** TASK BRIEF **
Tally the lines of the data that include the word "Платежное". Only the number is to be returned.

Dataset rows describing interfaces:

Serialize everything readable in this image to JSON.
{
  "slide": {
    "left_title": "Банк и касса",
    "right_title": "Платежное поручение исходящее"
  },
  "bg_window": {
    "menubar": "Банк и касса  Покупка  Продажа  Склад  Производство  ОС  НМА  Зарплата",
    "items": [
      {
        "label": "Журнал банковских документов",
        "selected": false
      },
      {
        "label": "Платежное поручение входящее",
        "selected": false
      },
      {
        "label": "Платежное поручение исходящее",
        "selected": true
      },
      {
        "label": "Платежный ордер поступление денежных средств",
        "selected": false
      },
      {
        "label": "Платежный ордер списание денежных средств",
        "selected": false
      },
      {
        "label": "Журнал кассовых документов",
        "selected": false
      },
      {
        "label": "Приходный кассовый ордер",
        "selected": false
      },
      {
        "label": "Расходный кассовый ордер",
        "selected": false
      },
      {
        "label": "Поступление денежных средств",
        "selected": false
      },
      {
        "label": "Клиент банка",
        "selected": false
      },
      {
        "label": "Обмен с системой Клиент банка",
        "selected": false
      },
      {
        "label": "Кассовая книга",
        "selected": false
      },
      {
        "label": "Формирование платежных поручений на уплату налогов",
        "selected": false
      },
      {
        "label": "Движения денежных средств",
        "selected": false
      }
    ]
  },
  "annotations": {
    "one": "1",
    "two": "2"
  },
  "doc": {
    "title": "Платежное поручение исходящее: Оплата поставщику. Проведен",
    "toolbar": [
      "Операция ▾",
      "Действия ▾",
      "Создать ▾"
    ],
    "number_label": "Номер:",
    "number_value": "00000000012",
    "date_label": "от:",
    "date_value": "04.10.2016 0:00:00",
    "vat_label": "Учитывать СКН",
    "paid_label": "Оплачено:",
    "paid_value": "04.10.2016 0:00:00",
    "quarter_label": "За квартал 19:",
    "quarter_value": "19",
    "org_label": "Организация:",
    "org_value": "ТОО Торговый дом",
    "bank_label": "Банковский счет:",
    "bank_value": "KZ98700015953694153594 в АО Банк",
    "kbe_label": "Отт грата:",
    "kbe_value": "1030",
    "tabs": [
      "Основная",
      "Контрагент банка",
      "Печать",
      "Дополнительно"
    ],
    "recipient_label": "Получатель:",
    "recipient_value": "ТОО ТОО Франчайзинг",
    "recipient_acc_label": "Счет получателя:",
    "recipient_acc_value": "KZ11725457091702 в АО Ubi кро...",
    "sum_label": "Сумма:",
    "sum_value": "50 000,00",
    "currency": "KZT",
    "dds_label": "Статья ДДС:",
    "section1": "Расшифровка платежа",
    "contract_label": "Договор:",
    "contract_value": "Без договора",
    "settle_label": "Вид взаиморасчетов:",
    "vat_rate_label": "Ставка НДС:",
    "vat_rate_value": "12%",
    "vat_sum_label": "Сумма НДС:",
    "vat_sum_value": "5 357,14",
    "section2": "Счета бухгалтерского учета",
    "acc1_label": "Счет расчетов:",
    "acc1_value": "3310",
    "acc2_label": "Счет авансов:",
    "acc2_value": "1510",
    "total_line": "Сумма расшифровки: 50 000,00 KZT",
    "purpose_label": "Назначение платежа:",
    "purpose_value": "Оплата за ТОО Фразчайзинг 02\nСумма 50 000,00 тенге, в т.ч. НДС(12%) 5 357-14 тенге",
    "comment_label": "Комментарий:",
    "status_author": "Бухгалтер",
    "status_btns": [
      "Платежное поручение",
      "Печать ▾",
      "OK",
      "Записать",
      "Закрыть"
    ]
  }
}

** ANSWER BELOW **
5